Job Pinning Example Flow Chart
This job pinning example shows how Unix jobs run only on Unix computers and how Windows jobs run only on Windows computers.
In general, this example shows how certain jobs can be forced to run on certain computers -- or how certain computers can refuse to run certain jobs.
To run this example, you need to start two Flux job scheduler engines. The first job scheduler engine represents the Unix computer (even though your computer may not actually be a Unix computer). The second job scheduler engine represents the Windows computer (even though your computer may not actually be a Windows computer).
NOTE: This example REQUIRES that you have a database working with Flux. In order to run this example you will also need to configure the properties files as well as the engines' classpaths to point to the database you are using. For information on getting Flux running with a database, view the appropriate sections within the End User's Manual. If you already have a database running with Flux, view the "Configuring this Example to use a Database" section below.
Configuring this Example to use a Database
First, if you have not previously done so, add all the necessary JAR files you will need to run your database with Flux into the lib directory, located under your Flux installation directory. Once you have added the appropriate JAR files, add references to these files within the run-unix-server and run-windows-server scripts in the directory that this example is located in. These references should look similar to the following: ..\..\..\lib\<jar name>.jar; for Windows users or ../../../lib/<jar name>.jar: for Unix users.
Once your database specific jar files have been added, open the unix-fluxconfig.properties and windows-fluxconfig.properties files. You must specify the appropriate database properties in the appropriate configuration options within these files. The options will be marked with a tag similar to the following: < -- EDIT: -- >.
Once you have completed the previous steps, your database will be configured to run with Flux and you will be ready to move on to the next part of this example.
Running the Job Pinning Example
Open a command prompt or shell, then execute the run-windows-server script. This command starts the Windows server in a cluster, using your database to store the clustered job data.
Now open a second command prompt or shell, then execute the run-unix-server script. This command starts the Unix server in the same cluster.
After executing both scripts, start the Flux Designer by running the flux-designer script from the Flux installation directory.

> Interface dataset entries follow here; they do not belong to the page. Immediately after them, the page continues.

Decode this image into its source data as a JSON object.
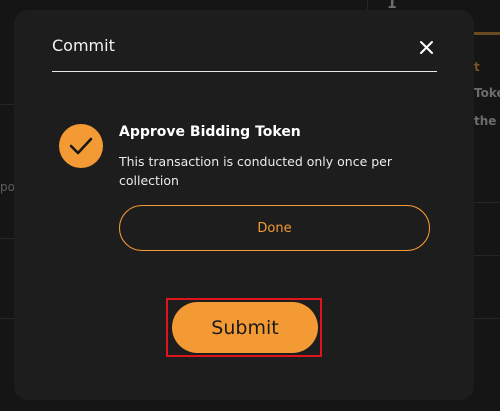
{
  "background": {
    "fragments": [
      "1",
      "t",
      "Toke",
      "the p",
      "po"
    ]
  },
  "modal": {
    "title": "Commit",
    "close_icon": "close-icon",
    "step": {
      "icon": "checkmark-icon",
      "title": "Approve Bidding Token",
      "description": "This transaction is conducted only once per collection",
      "done_label": "Done"
    },
    "submit_label": "Submit"
  },
  "colors": {
    "accent": "#f49a34",
    "modal_bg": "#1d1d1d",
    "highlight": "#e0141c"
  }
}
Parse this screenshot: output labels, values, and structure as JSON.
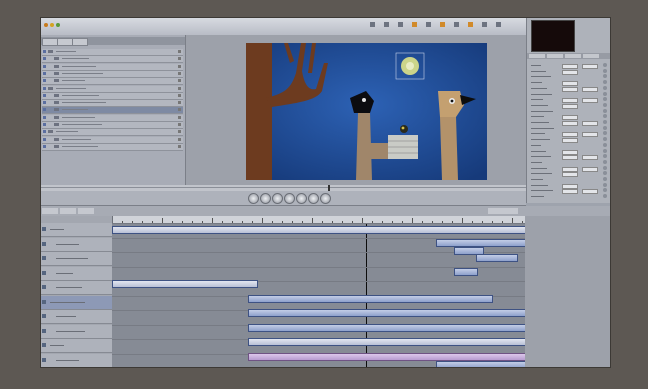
{
  "colors": {
    "frame_bg": "#5d5853",
    "canvas_bg": "#1f4a96",
    "clip_blue": "#8ea0cc",
    "clip_purple": "#b79bd0",
    "playhead": "#0d0d0d"
  },
  "icons": [
    "layer-visibility-icon",
    "layer-thumbnail-icon",
    "transport-play-icon",
    "transport-rewind-icon",
    "transport-forward-icon",
    "keyframe-icon"
  ],
  "canvas_scene": {
    "description_free": true,
    "elements": [
      "tree",
      "left-bird-figure",
      "right-bird-figure",
      "sun-disc",
      "nest-with-chick"
    ]
  },
  "layers": [
    {
      "kind": "group"
    },
    {
      "kind": "layer"
    },
    {
      "kind": "layer"
    },
    {
      "kind": "layer"
    },
    {
      "kind": "layer"
    },
    {
      "kind": "group"
    },
    {
      "kind": "layer"
    },
    {
      "kind": "layer"
    },
    {
      "kind": "layer",
      "selected": true
    },
    {
      "kind": "layer"
    },
    {
      "kind": "layer"
    },
    {
      "kind": "group"
    },
    {
      "kind": "layer"
    },
    {
      "kind": "layer"
    }
  ],
  "tracks": [
    {
      "kind": "group"
    },
    {
      "kind": "layer"
    },
    {
      "kind": "layer"
    },
    {
      "kind": "layer"
    },
    {
      "kind": "layer"
    },
    {
      "kind": "group",
      "selected": true
    },
    {
      "kind": "layer"
    },
    {
      "kind": "layer"
    },
    {
      "kind": "group"
    },
    {
      "kind": "layer"
    }
  ]
}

Create a flow chart named /unix/unix job with a single Console Action. Set the Console Action's Message property to Unix.
Create a second job named /windows/win job with a single Console Action. Set the Console Action's Message property to Windows.
Now export the Unix job to the Windows job scheduler engine. Similarly, export the Windows job to the Unix job scheduler engine.
Switch back to the command prompts where your Windows and Unix servers are running.
Notice how the Windows server ran the Windows job, even though that Windows job was originally exported to the Unix server. Likewise, the Unix server ran the Unix job, even though the Unix job was originally exported to the Windows server.
This behavior demonstrates job pinning. Windows jobs are pinned to Windows machines, and Unix jobs are pinned to Unix machines. Of course, you can generalize job pinning to suit your particular needs.